“We need parties that inspire people, and which make them feel like they’re being heard. Everyone in the Greens has a voice and has the opportunity to come to conference and vote on our policies and be included in the debates about the direction of our party and that makes me prouder than anything.”

SNP

“WE HAVE TO REFLECT OUR COUNTRY’S DIVERSITY”

Hannah Bardell is from the Scottish National Party Hannah Bardell is from the Scottish National Party

 

 

Hannah Bardell, 31, is a candidate for SNP in Livingston, Scotland

“I used to moan that everyone in government was boring. And my granddad simply said ‘get up off your backside and do something about it’ – so I did.

“I’ve seen all sides of politics: from working as a producer on GMTV’s Political Sunday programme, to managing Alex Salmond’s constituency office. But I also worked in senior management of an oil firm for three years.”

“It’s hard for working women. We can’t be taken seriously and be promoted at the same rate as their male counterparts. It didn’t seem fair – and it meant I was always banging on about how we needed to see more young people and women in government. Until eventually I realized that, like my granddad taught me, I had to become the change I wanted to see.

“It’s a brilliant time to be a woman in politics, Scotland has its first female First Minister in Nicola Surgeon, and we’re one of just three gender-balanced cabinets in the whole world.”

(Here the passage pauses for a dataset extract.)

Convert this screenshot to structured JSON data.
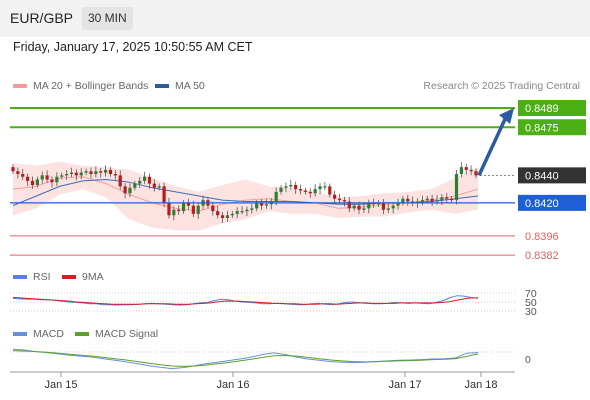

“Government will become boring if its just Imade up of all the same people and all the same faces, and we’ll keep getting the same broken policies again and again. We need it to reflect the diversity of our country.”

“I make an effort to have a wide range of views in my circle of friends. It’s good to be challenged and I grow with it.”

“A stronger Scotland is better for everyone. If we get more of our MPs in Parliament, then we can fight for more progressive policies across the whole of the UK, such as the free prescriptions and education that we’ve already implemented in Scotland. Because no matter where you’re from or who you are, the person standing next to you is just as important – and if you ask me, that’s what the SNP is all about.”

 

 

 

Catriona Innes and Corinne Redfern